WORK TO COMPLETE
Scan the entries below for the word "true". Copy out every line in which it occurs.

EXERCISE INPUT
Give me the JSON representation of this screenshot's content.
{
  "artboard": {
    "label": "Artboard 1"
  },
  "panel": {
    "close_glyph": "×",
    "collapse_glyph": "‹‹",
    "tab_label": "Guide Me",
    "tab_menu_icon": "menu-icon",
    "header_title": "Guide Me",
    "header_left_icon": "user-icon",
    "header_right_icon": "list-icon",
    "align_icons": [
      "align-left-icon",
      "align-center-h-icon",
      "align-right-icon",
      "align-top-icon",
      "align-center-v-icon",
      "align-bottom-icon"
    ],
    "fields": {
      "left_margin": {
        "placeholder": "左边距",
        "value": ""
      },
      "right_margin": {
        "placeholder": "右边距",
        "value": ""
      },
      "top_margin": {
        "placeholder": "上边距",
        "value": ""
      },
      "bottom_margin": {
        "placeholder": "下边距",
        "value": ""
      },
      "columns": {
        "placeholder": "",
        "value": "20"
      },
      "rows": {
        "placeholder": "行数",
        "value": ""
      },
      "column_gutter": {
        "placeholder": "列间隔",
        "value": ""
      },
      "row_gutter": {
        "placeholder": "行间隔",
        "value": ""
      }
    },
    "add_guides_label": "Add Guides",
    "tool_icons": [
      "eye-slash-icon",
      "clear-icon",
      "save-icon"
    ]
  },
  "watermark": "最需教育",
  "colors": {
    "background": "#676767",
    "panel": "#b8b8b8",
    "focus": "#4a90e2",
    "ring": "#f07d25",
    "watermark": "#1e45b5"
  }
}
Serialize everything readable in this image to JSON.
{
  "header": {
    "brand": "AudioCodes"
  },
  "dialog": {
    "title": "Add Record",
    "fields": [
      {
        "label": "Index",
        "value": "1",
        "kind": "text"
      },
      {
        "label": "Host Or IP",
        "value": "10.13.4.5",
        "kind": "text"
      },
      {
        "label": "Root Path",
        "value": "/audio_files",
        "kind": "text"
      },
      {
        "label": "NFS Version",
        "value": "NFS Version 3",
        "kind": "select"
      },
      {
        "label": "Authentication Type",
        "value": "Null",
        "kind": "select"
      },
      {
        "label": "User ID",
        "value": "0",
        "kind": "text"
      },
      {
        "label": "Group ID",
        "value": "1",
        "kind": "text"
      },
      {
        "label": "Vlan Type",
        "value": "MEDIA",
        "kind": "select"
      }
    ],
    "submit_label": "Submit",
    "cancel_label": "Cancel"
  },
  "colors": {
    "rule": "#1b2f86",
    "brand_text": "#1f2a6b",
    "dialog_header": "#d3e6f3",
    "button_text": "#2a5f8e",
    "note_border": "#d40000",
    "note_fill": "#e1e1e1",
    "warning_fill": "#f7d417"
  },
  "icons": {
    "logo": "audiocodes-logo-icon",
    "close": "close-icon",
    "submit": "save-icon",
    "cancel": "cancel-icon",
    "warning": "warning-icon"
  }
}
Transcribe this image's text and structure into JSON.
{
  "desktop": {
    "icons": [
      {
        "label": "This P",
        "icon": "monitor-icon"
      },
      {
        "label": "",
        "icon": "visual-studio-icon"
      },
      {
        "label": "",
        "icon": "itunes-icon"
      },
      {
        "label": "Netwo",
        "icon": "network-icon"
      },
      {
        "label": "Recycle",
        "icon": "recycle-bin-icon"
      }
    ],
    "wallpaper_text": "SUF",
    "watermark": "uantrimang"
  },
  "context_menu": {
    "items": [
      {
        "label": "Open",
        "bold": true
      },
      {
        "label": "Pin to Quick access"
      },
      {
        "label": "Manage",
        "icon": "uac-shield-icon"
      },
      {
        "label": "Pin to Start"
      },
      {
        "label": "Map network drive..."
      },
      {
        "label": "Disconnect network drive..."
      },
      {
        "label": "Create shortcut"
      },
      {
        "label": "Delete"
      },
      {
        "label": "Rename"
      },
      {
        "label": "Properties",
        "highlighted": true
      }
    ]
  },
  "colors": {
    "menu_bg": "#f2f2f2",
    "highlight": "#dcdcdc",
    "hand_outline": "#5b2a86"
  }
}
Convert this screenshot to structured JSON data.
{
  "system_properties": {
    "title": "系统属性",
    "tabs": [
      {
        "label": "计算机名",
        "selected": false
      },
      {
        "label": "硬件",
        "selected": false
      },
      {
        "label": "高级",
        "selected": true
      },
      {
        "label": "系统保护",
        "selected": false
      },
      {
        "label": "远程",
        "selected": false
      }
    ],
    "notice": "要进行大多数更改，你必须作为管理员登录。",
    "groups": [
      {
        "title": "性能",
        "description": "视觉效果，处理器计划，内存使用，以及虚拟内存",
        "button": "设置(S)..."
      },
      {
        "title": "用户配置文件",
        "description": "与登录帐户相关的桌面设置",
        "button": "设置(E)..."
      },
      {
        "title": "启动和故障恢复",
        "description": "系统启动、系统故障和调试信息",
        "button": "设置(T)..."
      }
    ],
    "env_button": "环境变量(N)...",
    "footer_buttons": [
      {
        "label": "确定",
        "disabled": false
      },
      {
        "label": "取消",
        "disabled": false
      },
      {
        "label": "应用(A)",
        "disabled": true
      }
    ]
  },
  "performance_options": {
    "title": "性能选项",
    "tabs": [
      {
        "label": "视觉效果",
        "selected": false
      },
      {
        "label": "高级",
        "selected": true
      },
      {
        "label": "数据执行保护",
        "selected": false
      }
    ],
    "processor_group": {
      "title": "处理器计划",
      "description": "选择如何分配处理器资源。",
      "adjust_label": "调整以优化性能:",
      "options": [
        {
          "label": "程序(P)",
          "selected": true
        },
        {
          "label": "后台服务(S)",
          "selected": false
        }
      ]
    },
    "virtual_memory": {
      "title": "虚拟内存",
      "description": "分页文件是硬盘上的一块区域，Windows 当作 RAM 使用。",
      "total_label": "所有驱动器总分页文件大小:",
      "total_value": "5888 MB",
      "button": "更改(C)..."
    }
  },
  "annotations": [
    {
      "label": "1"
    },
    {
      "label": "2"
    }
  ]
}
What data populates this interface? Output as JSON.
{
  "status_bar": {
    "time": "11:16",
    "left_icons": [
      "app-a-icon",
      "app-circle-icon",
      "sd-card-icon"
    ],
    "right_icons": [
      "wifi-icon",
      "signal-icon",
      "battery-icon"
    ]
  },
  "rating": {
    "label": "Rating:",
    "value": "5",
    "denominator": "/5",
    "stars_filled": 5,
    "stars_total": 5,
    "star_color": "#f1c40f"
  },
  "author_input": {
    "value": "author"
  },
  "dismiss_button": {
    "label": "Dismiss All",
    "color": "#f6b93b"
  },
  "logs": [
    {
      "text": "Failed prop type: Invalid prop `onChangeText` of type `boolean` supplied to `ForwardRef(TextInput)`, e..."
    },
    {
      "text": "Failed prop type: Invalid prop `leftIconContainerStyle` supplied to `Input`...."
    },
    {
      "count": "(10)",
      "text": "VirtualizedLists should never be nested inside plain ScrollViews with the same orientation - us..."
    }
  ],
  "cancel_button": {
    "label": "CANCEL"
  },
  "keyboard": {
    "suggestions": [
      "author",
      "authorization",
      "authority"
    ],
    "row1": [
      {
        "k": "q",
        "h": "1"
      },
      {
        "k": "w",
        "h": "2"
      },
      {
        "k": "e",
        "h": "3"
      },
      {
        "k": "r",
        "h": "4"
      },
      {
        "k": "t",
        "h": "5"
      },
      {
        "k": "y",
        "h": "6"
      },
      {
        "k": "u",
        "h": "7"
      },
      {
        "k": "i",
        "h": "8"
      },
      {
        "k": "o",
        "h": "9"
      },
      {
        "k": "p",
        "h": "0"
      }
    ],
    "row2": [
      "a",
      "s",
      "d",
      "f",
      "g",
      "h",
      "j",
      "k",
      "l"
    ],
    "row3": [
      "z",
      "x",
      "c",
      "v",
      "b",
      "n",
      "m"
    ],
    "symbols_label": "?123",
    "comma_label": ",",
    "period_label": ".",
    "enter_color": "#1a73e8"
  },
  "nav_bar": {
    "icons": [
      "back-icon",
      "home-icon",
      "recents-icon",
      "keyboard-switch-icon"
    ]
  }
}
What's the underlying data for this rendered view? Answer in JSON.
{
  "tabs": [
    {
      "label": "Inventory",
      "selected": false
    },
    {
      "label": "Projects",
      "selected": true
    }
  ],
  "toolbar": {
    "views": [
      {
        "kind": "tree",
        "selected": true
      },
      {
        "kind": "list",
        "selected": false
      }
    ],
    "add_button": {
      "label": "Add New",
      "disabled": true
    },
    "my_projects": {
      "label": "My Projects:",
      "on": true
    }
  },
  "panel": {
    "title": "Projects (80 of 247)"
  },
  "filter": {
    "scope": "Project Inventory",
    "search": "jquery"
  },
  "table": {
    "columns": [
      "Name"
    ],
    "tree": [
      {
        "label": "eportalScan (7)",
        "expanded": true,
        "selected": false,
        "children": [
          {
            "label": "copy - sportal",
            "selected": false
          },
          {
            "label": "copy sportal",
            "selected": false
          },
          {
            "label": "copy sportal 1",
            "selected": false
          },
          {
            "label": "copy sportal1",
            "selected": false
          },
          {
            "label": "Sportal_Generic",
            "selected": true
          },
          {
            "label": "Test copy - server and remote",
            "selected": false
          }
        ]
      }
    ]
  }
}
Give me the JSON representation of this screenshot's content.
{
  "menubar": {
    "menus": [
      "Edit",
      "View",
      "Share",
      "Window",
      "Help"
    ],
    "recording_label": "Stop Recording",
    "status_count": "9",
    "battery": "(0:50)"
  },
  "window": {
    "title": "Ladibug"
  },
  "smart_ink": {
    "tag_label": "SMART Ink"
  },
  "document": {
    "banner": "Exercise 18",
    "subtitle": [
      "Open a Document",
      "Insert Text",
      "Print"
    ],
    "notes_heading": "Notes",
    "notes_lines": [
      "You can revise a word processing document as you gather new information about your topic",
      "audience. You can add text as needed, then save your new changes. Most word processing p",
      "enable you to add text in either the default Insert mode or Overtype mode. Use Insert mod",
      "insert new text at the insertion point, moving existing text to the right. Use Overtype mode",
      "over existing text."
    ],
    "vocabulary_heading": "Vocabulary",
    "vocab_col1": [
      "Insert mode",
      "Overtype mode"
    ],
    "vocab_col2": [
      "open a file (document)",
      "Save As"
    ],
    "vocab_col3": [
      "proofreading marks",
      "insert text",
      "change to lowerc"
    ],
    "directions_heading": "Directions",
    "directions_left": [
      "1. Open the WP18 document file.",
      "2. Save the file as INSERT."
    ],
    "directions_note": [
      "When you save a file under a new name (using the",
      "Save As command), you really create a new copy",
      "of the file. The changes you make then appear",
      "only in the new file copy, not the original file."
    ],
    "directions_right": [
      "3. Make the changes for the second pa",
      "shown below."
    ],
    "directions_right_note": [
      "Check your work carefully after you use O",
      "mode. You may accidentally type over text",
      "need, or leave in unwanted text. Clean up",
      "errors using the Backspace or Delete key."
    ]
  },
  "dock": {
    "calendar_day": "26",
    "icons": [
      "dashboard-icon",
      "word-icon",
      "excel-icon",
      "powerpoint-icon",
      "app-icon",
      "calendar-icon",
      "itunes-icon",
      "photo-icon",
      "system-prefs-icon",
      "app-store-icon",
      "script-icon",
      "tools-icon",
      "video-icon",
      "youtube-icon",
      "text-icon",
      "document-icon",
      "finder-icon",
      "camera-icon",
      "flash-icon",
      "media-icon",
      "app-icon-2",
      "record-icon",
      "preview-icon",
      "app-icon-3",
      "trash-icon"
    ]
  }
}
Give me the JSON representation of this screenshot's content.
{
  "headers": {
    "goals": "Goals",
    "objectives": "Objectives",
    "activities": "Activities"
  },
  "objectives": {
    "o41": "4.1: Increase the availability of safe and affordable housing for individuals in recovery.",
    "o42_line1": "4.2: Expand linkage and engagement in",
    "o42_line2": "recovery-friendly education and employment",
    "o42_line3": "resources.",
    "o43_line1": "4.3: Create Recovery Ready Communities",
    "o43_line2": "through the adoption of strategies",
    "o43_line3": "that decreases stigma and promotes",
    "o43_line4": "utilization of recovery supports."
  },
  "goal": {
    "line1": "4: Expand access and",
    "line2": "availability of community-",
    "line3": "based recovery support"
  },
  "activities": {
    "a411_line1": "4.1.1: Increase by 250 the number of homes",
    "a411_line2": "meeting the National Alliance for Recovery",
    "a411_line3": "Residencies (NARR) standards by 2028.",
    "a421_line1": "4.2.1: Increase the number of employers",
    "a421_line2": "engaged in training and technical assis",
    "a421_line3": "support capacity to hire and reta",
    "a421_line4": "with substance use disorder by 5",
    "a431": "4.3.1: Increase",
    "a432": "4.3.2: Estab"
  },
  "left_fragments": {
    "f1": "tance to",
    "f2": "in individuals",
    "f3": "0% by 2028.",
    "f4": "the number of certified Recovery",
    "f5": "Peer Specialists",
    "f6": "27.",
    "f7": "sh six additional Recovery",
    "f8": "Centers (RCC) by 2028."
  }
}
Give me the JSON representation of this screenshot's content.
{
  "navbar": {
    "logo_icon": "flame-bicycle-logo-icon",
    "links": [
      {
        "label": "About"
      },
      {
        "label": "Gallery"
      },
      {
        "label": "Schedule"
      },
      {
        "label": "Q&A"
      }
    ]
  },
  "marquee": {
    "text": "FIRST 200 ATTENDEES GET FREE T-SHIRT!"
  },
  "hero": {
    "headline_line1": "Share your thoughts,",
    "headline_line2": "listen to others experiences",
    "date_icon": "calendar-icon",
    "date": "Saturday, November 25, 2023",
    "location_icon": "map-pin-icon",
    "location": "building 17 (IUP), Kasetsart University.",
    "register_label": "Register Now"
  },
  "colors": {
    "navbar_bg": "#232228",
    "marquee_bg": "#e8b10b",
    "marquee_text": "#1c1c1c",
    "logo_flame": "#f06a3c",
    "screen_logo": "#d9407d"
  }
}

COMPLETED TASK
        "bold": true
        "highlighted": true
        "selected": true
        "disabled": true
        "selected": true
          "selected": true
      "selected": true
        "selected": true
      "disabled": true
      "on": true
        "expanded": true,
            "selected": true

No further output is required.